“One of the big problems with NZ reggae is rock producers producing reggae albums. They don’t understand the proper recording techniques, the proper way that reggae music should be recorded and how it should be produced and sound. Reggae has a very specific production tradition and I think in NZ, frankly, they just don’t get it. With the exception of Lee Prebble, he gets it”.

However, he is at the same time optimistic for the future of our own reggae.

“There’re good things happening for underground dub and reggae culture for sure. It’s been building up and sometime soon it might start to swell over and become a bit more known, which I hope.

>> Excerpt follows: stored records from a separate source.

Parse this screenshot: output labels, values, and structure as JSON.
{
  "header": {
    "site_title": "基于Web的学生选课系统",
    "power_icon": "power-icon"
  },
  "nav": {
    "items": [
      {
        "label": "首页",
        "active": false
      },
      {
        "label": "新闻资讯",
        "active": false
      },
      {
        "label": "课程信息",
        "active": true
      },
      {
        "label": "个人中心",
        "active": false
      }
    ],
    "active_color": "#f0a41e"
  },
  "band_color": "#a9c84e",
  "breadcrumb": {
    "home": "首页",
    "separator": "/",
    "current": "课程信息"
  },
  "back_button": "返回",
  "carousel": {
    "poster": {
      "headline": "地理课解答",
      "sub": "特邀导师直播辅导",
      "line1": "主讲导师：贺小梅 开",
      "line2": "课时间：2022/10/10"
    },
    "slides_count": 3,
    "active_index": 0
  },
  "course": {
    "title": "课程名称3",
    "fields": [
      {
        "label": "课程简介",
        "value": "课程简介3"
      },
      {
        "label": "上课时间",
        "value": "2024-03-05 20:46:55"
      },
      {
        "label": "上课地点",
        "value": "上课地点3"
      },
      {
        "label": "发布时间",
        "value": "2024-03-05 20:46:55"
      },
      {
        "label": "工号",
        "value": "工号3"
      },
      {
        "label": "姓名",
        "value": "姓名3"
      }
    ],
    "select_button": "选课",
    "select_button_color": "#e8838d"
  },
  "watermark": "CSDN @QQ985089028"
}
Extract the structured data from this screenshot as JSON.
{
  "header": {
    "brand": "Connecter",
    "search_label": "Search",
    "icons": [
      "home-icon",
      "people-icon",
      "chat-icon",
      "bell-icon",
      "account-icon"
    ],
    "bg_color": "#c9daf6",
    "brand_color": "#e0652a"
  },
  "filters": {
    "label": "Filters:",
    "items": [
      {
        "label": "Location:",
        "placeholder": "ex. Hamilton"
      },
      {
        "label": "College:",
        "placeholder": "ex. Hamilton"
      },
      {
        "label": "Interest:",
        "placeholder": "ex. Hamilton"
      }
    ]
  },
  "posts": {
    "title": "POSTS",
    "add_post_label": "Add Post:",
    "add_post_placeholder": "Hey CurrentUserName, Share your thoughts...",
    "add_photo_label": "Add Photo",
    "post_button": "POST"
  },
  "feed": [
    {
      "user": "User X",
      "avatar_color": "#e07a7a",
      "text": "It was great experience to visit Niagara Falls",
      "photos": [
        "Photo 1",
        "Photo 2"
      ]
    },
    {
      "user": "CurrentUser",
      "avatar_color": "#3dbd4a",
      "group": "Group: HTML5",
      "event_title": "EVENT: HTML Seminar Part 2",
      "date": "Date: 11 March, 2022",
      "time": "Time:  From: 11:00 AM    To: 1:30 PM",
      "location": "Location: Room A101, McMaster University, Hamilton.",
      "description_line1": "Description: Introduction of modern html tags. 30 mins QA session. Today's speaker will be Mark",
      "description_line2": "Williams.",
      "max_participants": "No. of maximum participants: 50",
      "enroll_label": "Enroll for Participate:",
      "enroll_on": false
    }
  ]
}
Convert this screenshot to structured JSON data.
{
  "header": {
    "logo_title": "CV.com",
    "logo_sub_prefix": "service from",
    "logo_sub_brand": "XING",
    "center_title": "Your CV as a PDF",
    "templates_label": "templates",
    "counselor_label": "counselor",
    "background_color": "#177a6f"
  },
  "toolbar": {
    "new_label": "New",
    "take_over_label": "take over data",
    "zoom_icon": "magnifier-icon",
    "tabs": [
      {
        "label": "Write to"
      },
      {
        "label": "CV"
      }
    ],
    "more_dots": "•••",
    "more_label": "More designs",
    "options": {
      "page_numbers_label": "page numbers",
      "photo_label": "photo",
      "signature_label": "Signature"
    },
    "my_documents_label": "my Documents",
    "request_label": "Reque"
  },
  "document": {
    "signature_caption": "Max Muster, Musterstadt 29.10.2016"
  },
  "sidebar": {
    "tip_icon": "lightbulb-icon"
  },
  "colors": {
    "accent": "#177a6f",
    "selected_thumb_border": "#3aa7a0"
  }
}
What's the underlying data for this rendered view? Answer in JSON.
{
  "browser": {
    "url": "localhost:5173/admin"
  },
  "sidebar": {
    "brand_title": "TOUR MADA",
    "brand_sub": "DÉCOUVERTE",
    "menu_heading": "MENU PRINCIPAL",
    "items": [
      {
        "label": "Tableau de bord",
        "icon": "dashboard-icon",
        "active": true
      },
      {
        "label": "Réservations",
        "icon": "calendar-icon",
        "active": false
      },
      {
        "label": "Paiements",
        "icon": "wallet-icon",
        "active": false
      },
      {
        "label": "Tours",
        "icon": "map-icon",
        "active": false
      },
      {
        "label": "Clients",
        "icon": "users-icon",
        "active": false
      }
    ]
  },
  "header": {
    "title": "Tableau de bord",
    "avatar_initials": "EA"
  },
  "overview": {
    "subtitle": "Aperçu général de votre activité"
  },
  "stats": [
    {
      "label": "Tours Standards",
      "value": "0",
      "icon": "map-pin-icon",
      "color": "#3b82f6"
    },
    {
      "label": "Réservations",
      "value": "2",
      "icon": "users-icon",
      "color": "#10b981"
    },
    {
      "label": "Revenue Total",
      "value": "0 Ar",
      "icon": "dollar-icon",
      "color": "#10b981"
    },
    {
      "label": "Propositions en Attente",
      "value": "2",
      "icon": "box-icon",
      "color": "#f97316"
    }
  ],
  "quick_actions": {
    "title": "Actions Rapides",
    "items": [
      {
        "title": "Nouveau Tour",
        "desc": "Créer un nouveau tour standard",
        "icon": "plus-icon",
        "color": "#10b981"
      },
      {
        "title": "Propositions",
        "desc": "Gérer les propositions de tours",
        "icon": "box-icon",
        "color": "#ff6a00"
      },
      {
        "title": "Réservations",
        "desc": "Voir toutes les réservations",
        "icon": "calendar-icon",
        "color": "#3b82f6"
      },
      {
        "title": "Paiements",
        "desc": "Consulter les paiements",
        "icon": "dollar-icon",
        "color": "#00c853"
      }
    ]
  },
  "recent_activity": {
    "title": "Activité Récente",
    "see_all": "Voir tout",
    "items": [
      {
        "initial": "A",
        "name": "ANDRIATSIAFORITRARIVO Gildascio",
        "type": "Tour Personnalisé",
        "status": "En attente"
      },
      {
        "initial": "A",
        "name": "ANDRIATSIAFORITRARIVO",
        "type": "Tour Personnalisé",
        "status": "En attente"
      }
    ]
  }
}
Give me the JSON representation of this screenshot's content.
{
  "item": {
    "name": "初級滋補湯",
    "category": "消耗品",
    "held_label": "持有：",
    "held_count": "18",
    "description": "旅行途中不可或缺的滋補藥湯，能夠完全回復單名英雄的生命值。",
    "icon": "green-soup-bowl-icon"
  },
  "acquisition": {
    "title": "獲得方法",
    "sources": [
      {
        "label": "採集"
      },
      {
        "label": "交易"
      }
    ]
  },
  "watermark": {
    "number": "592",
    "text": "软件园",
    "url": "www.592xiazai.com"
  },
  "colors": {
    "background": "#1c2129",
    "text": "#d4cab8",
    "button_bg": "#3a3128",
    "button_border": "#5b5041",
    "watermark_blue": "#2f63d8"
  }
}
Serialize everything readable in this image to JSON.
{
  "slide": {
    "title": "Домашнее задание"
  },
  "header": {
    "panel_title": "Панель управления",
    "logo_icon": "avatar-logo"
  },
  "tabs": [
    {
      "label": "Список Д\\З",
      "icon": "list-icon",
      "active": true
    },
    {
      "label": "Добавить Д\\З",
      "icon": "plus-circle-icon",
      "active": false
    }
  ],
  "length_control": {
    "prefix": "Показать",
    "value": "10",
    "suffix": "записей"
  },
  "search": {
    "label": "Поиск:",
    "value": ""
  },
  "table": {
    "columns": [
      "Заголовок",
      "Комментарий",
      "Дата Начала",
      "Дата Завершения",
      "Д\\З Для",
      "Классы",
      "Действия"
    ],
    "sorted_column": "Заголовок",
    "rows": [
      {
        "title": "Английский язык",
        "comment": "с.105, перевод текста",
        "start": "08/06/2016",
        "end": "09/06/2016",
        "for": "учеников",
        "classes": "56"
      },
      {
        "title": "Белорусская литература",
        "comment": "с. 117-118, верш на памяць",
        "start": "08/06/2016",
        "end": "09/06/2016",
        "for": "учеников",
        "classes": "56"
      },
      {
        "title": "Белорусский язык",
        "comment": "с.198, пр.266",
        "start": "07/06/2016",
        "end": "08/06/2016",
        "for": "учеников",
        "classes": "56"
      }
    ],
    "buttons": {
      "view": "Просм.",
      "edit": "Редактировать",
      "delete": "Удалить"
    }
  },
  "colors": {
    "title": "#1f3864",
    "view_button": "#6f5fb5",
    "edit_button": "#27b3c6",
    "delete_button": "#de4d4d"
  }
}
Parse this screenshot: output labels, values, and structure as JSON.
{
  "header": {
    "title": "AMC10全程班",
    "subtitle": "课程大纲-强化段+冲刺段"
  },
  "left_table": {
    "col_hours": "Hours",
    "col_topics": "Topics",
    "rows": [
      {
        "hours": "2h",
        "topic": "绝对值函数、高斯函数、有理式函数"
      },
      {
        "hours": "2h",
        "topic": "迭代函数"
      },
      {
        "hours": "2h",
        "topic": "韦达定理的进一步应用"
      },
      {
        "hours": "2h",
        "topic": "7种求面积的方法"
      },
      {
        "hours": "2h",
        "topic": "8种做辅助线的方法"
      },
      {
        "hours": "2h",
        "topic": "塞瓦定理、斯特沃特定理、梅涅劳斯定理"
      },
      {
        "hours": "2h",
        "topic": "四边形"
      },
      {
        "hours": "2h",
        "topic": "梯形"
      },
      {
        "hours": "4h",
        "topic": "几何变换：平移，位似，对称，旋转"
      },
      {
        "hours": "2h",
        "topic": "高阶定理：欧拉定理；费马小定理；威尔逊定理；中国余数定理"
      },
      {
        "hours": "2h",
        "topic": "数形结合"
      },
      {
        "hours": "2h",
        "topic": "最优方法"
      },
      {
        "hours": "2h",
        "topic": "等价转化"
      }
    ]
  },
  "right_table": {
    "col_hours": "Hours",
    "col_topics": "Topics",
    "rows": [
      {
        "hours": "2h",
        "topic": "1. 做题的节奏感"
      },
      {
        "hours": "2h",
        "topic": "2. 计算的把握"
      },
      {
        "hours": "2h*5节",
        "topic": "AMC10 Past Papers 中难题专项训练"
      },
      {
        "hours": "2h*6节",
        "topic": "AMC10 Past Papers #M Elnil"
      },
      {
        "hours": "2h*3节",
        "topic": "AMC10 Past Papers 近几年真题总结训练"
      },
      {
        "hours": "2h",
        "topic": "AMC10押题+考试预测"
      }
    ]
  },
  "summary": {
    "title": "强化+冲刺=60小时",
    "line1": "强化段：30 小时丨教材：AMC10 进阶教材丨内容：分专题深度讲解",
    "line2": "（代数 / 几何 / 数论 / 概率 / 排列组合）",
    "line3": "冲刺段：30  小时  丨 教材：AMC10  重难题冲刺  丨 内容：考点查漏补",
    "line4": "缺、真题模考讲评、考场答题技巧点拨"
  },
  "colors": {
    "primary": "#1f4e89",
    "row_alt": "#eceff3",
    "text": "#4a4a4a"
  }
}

“A lot of people in NZ associate reggae with The Black Seeds, Sons of Zion, or even Six60 or whatever, but there’s a swelling underground movement of people who are interested in a much more hardcore form of reggae, of traditional roots reggae. And they’re building their boxes [sound systems], and they’re putting on events.”

Naram recently co-founded a sub-label to Jahtari with local radio personality Michael Robins of Te Mata – Red Robin.

“We put out vinyl 12” records and on each side we have three cuts. We have the ‘vocal cut’ which is with the singer. We have the ‘deejay cut’, which is with the MC. And then we have the third cut which is the ‘version’ or ‘the dub’ and that’s where I really go crazy with the studio effects. It’s a Disco Mix where they are linear and run into each other.

“The ‘dub cut’ you can play by itself, but it’s also good if in the sound system there’s an MC there and they can ride that riddim and do their rapping and MCing on top of that version. Basically, that’s a traditional style of presenting music from Jamaican culture. It’s called the 12” Disco Mix. We’re trying to follow a fairly classic Jamaican formula, but with a NZ twist.

“We’ve got a new release coming out in about three weeks time on the Red Robin label and that’s something that people can check for. The main single is called Bobby Was A Gangster and that’s why I’m going to Jamaica in a few weeks – to record a music video for that. Thankfully NZ On Air gave us some funding and I’d like to thank them for that. It’s nice that they’re supporting some reggae music that’s not commonly heard in NZ.”